**EXERCISE REQUIREMENTS:** List each line of the data that holds the string "destructor", please.

Start of Block

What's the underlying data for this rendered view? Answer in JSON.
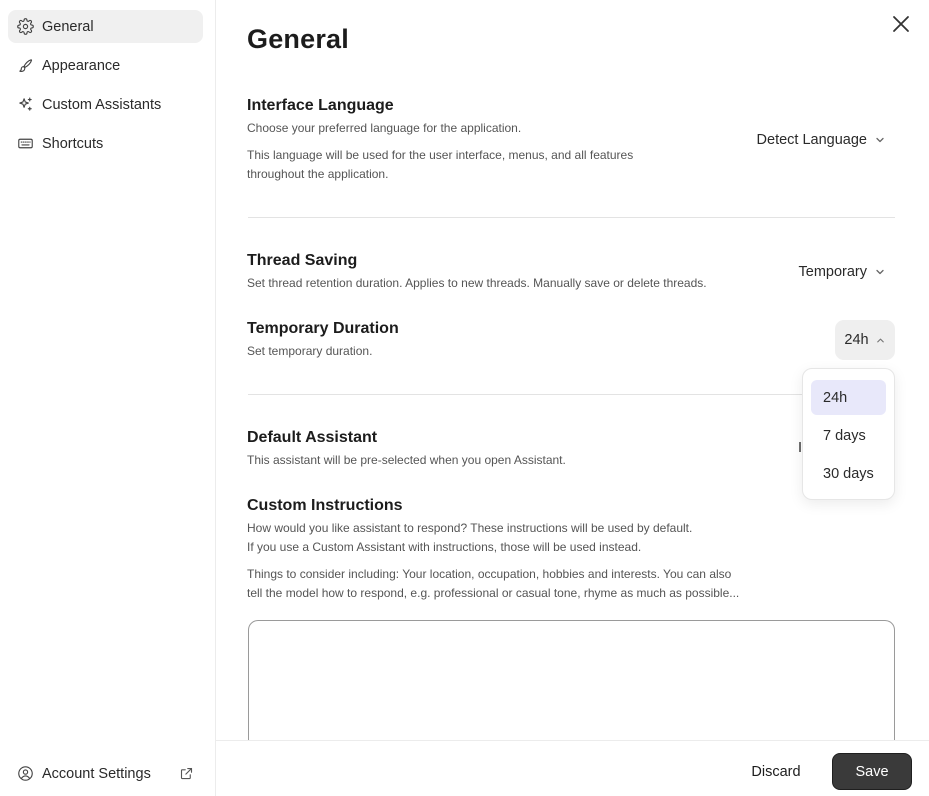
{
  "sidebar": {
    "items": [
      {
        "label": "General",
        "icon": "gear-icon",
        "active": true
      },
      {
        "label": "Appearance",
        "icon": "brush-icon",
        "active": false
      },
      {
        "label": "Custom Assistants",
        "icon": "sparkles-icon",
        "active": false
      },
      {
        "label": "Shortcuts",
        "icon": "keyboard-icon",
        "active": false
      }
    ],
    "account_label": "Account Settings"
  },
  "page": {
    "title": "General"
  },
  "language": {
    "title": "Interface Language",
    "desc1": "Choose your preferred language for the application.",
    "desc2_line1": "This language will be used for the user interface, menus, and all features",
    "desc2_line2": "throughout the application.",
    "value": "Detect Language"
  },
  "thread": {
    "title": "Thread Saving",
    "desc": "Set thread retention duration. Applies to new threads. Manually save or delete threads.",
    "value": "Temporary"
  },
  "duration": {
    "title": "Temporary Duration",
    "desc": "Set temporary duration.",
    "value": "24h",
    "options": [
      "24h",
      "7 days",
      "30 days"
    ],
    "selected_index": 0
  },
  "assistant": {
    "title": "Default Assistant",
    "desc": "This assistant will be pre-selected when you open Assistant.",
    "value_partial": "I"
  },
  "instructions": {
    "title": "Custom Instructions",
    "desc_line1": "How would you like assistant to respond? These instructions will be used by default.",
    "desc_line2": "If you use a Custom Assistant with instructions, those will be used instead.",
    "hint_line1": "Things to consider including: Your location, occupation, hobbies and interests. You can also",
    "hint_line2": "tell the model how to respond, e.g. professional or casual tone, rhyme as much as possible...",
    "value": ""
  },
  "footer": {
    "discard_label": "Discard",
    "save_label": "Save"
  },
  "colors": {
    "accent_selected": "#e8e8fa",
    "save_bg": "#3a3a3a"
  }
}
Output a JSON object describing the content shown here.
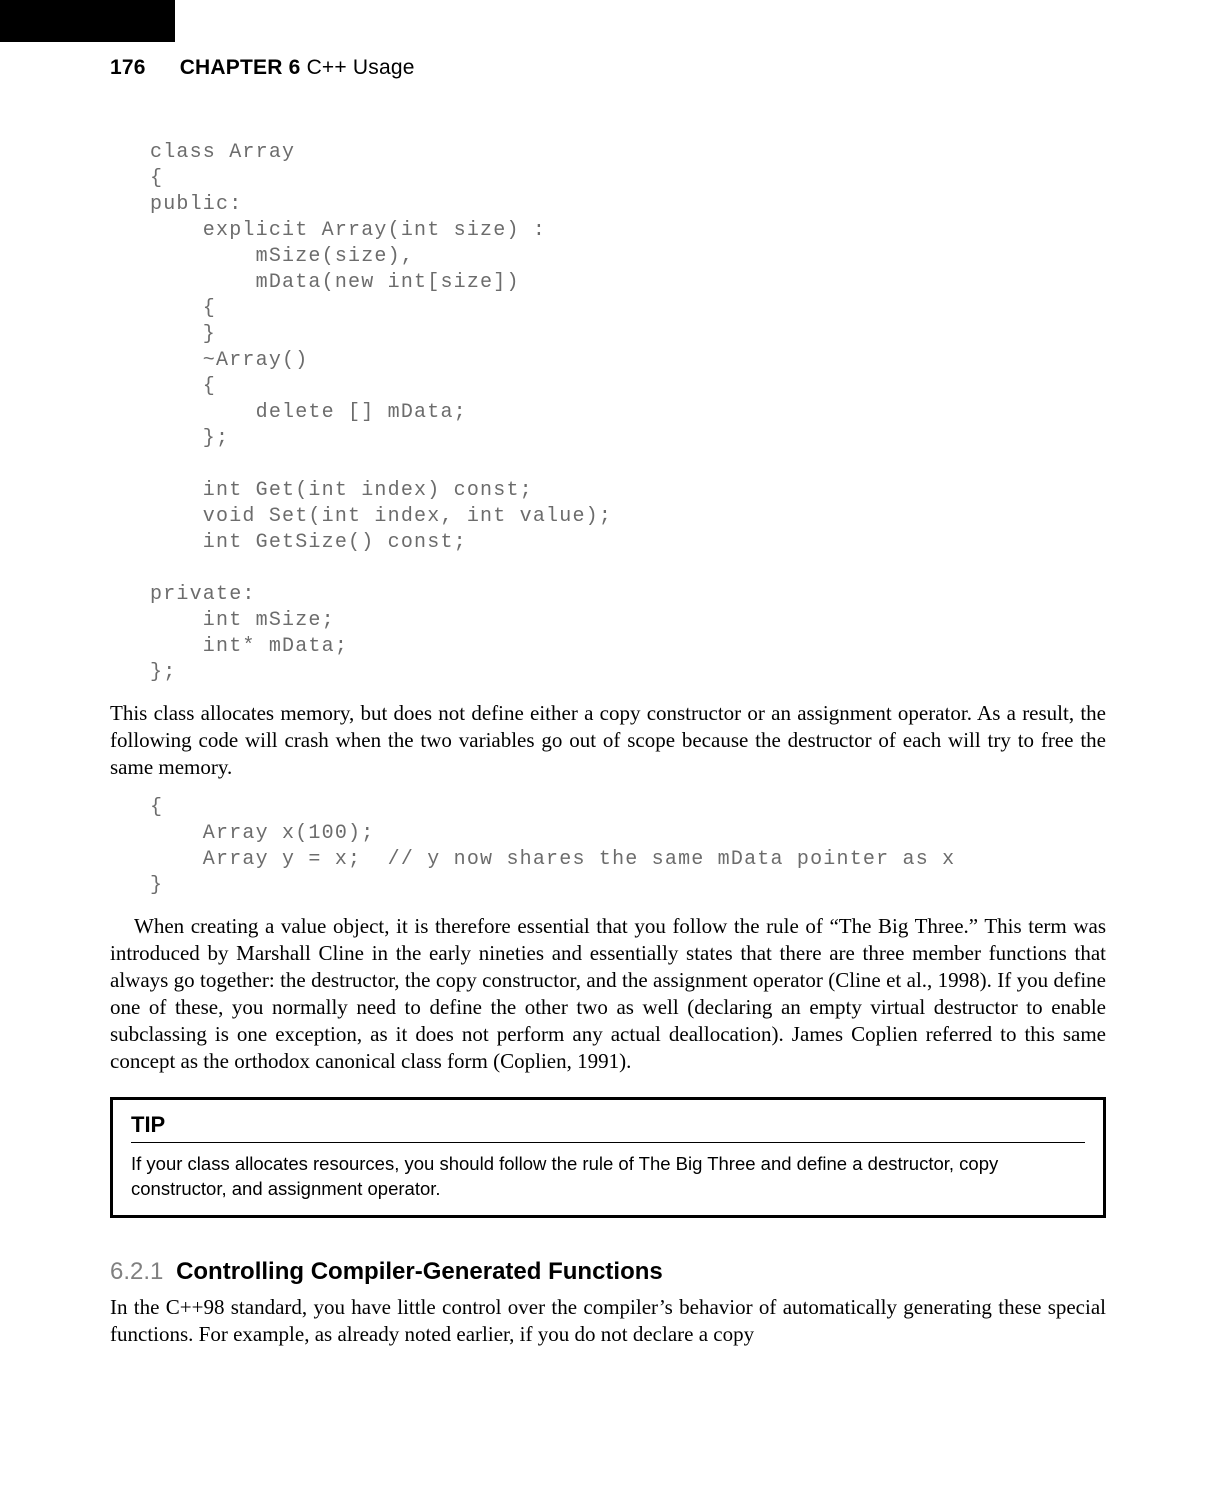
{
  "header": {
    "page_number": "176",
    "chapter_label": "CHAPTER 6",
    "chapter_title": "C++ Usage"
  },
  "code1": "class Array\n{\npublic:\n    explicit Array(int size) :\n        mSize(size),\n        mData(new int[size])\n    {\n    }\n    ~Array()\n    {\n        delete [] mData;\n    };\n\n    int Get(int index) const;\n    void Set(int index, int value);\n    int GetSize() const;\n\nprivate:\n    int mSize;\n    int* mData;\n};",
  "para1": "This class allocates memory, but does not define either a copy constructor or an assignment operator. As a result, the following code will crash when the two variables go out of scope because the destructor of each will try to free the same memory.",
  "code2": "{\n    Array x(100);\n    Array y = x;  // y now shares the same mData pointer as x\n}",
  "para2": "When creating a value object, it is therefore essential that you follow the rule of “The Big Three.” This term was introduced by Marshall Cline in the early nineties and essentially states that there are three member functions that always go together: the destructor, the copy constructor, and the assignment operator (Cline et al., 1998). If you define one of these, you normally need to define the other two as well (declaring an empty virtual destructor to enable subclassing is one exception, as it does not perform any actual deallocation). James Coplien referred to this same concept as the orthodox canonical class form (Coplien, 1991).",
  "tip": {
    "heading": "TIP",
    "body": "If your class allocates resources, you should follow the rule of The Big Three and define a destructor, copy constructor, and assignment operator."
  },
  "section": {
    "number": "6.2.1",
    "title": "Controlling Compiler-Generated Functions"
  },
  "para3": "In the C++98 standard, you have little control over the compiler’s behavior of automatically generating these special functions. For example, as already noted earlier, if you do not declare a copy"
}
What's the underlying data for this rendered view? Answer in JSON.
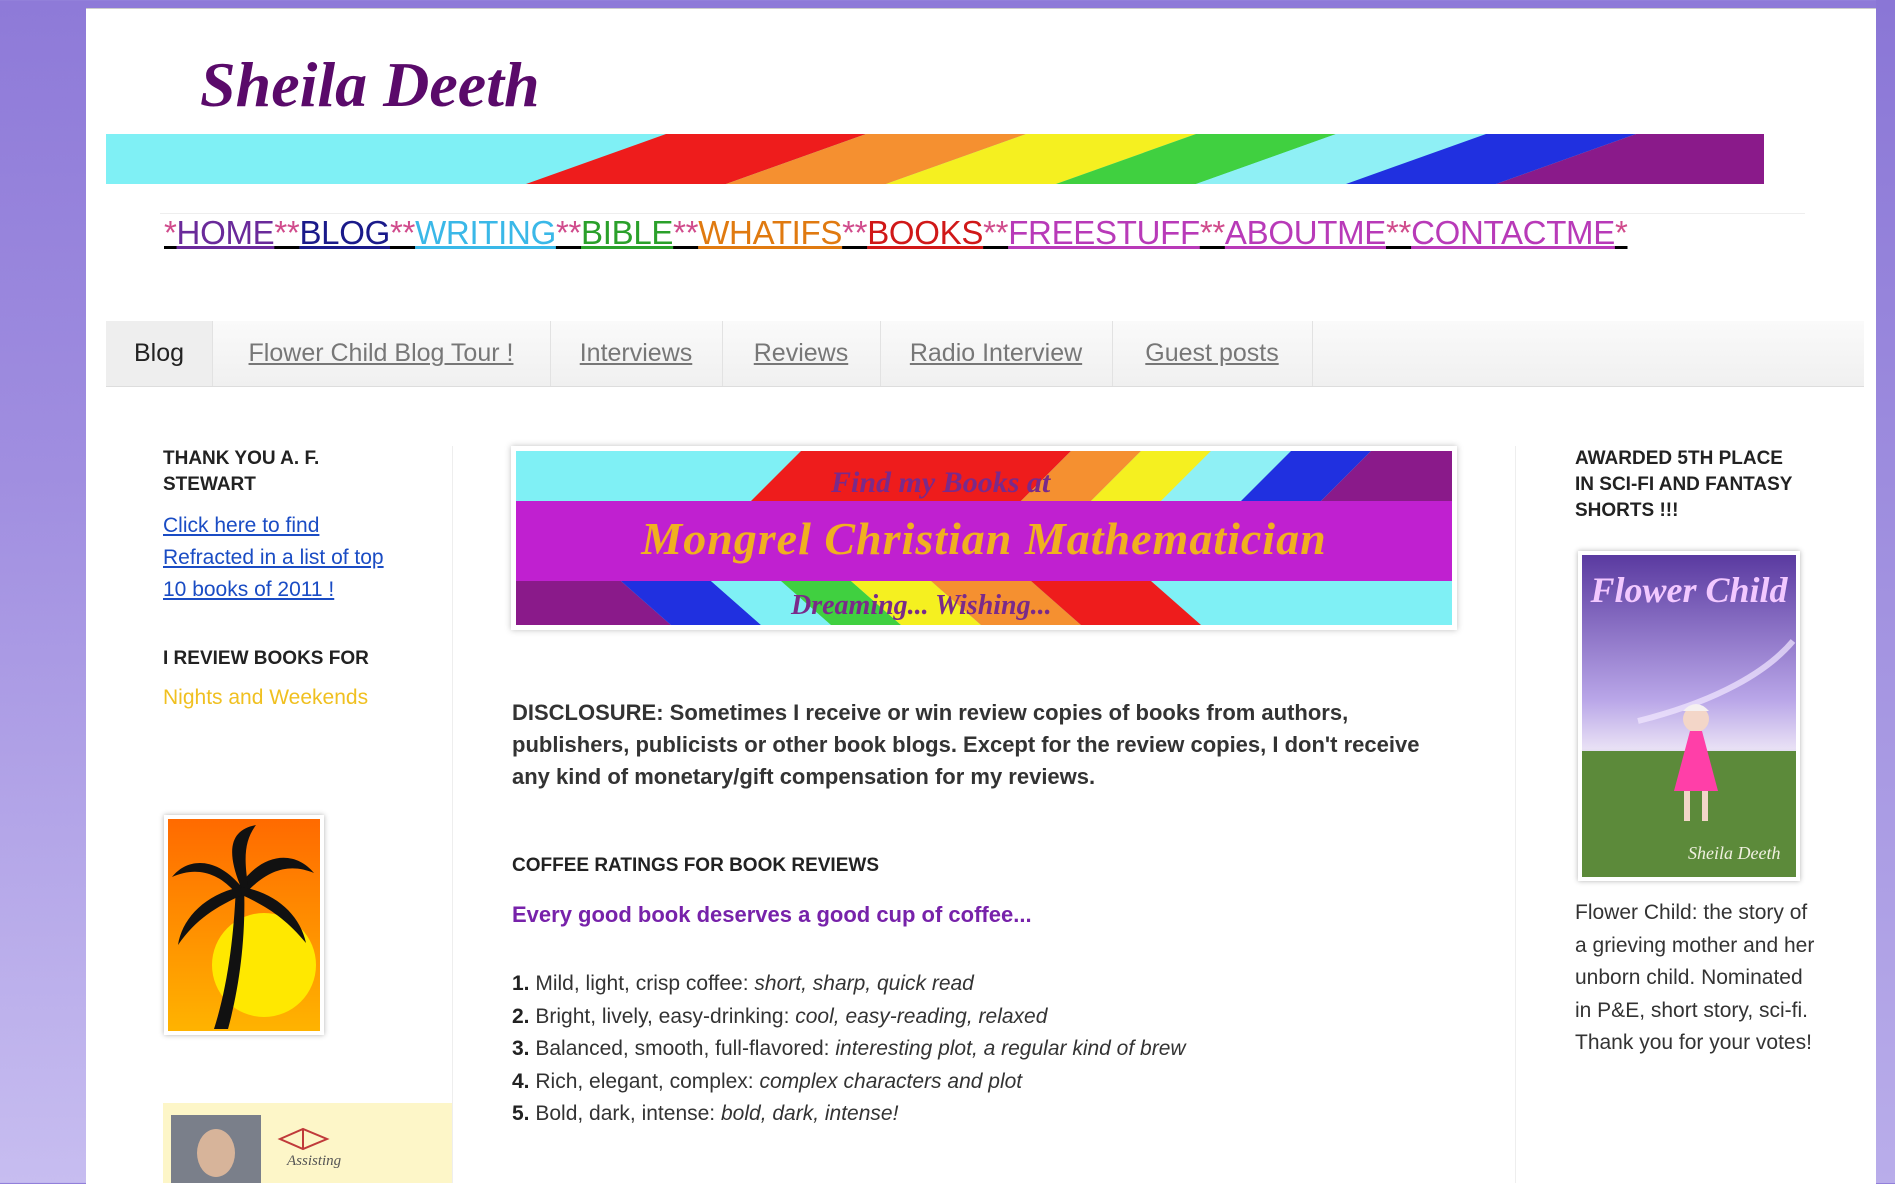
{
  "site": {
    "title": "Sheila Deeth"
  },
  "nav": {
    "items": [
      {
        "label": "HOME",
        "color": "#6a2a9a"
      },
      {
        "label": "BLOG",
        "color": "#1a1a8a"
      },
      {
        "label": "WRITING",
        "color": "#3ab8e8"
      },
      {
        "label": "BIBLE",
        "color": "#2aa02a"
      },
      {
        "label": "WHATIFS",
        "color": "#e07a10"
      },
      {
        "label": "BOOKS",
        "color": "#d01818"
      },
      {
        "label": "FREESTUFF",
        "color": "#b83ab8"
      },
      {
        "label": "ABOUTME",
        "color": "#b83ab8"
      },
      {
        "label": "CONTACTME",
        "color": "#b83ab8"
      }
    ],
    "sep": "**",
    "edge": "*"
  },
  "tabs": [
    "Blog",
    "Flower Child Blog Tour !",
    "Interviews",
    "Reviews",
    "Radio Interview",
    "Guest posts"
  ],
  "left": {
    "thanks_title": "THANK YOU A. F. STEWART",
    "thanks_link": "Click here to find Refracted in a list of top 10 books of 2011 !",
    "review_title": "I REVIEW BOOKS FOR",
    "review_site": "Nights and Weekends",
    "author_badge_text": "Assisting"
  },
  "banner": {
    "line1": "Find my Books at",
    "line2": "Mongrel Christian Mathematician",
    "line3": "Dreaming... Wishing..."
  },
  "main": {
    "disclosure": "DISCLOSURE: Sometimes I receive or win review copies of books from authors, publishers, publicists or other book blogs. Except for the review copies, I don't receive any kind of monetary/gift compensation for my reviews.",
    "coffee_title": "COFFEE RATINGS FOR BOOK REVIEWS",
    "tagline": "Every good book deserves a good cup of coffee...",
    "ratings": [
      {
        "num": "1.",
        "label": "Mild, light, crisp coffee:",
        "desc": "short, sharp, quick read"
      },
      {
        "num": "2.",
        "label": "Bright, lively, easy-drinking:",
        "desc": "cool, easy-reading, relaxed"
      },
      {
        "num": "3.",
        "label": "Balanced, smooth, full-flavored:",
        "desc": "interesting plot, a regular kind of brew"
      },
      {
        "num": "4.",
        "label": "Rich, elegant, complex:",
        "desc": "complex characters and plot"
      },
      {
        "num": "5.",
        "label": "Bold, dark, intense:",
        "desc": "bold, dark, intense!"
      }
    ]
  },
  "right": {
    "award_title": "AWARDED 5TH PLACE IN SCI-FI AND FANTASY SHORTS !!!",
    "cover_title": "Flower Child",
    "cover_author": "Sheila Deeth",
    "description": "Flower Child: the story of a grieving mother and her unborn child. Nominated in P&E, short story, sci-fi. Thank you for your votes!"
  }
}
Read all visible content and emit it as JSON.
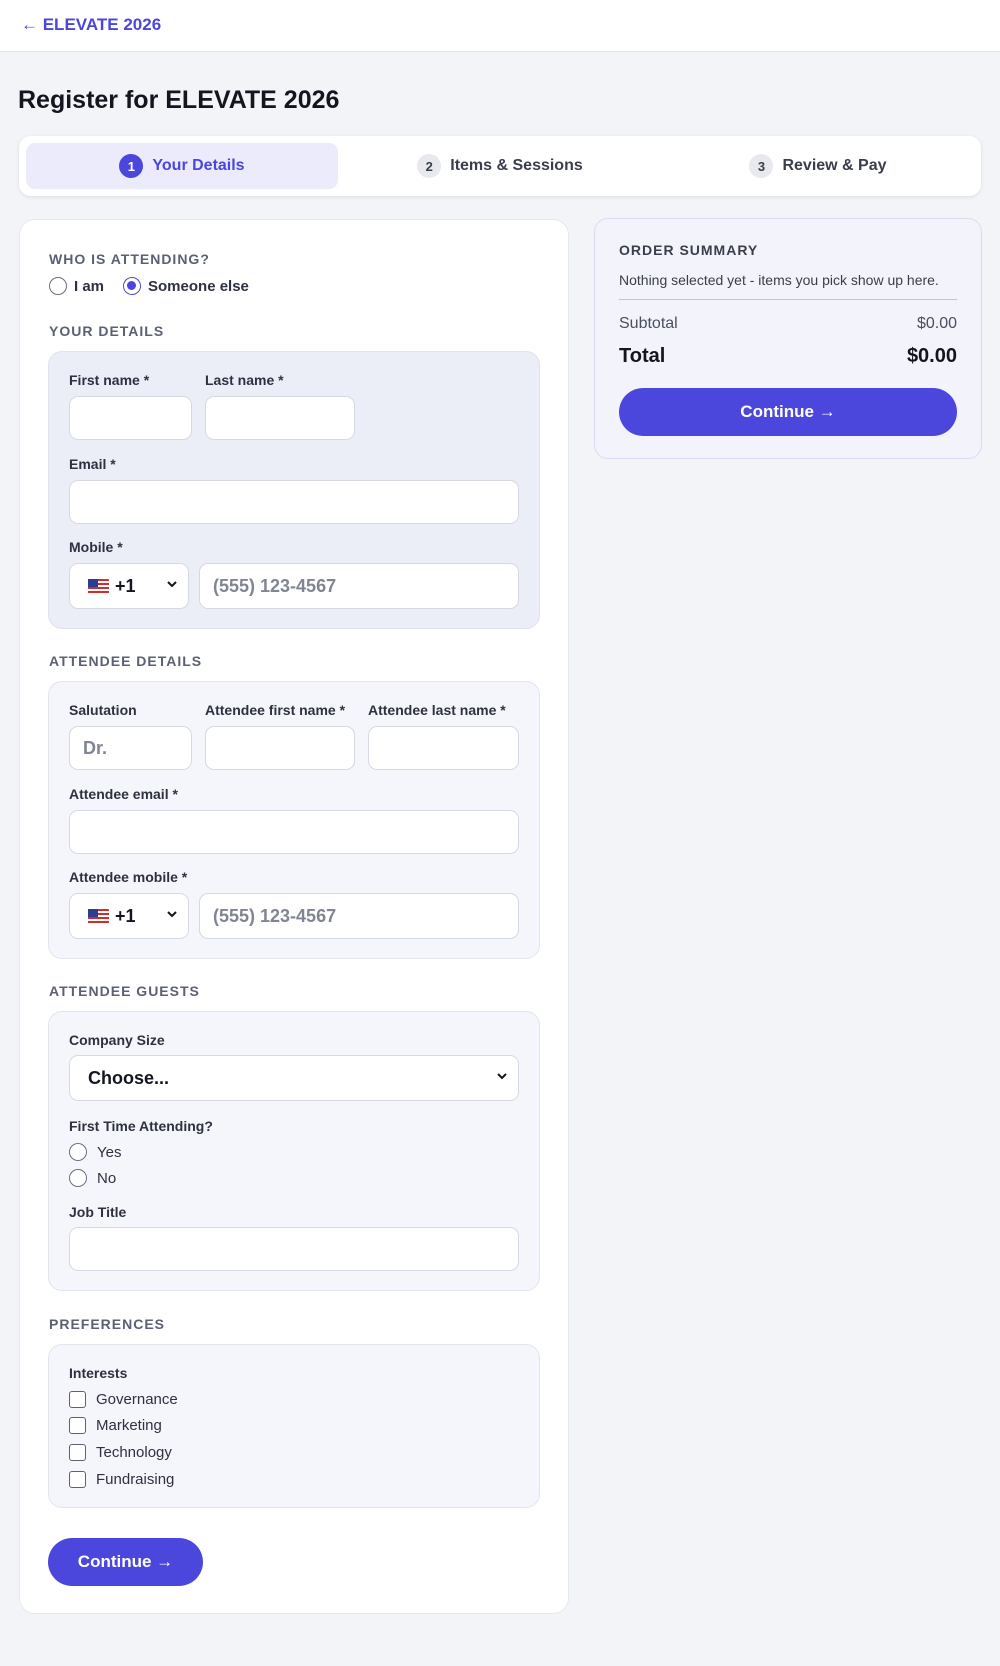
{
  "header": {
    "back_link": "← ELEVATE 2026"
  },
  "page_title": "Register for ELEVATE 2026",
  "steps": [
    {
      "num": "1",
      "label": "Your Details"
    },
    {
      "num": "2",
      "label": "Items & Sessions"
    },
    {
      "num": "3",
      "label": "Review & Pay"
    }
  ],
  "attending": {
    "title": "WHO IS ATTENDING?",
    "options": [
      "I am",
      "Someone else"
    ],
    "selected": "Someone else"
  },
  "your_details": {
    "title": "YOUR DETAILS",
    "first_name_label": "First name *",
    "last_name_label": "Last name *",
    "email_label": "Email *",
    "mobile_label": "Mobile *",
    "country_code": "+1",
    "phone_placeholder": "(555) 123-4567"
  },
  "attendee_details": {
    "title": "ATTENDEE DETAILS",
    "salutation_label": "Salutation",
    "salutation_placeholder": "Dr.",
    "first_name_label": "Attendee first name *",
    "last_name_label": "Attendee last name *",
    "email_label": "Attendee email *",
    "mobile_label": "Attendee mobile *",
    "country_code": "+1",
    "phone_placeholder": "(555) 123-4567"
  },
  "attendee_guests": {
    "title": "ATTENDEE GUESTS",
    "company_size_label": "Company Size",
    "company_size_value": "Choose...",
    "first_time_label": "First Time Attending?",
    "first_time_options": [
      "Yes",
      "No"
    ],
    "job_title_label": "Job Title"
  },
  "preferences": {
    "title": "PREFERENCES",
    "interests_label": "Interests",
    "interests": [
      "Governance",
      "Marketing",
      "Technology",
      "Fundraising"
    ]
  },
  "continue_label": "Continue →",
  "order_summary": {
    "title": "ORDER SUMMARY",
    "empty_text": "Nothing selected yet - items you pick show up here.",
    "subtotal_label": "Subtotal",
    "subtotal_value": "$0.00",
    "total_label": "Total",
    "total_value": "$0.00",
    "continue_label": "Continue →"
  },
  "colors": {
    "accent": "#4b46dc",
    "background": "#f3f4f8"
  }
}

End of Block

**ANSWER BOX:**
  "para1": "This class allocates memory, but does not define either a copy constructor or an assignment operator. As a result, the following code will crash when the two variables go out of scope because the destructor of each will try to free the same memory.",
  "para2": "When creating a value object, it is therefore essential that you follow the rule of “The Big Three.” This term was introduced by Marshall Cline in the early nineties and essentially states that there are three member functions that always go together: the destructor, the copy constructor, and the assignment operator (Cline et al., 1998). If you define one of these, you normally need to define the other two as well (declaring an empty virtual destructor to enable subclassing is one exception, as it does not perform any actual deallocation). James Coplien referred to this same concept as the orthodox canonical class form (Coplien, 1991).",
    "body": "If your class allocates resources, you should follow the rule of The Big Three and define a destructor, copy constructor, and assignment operator."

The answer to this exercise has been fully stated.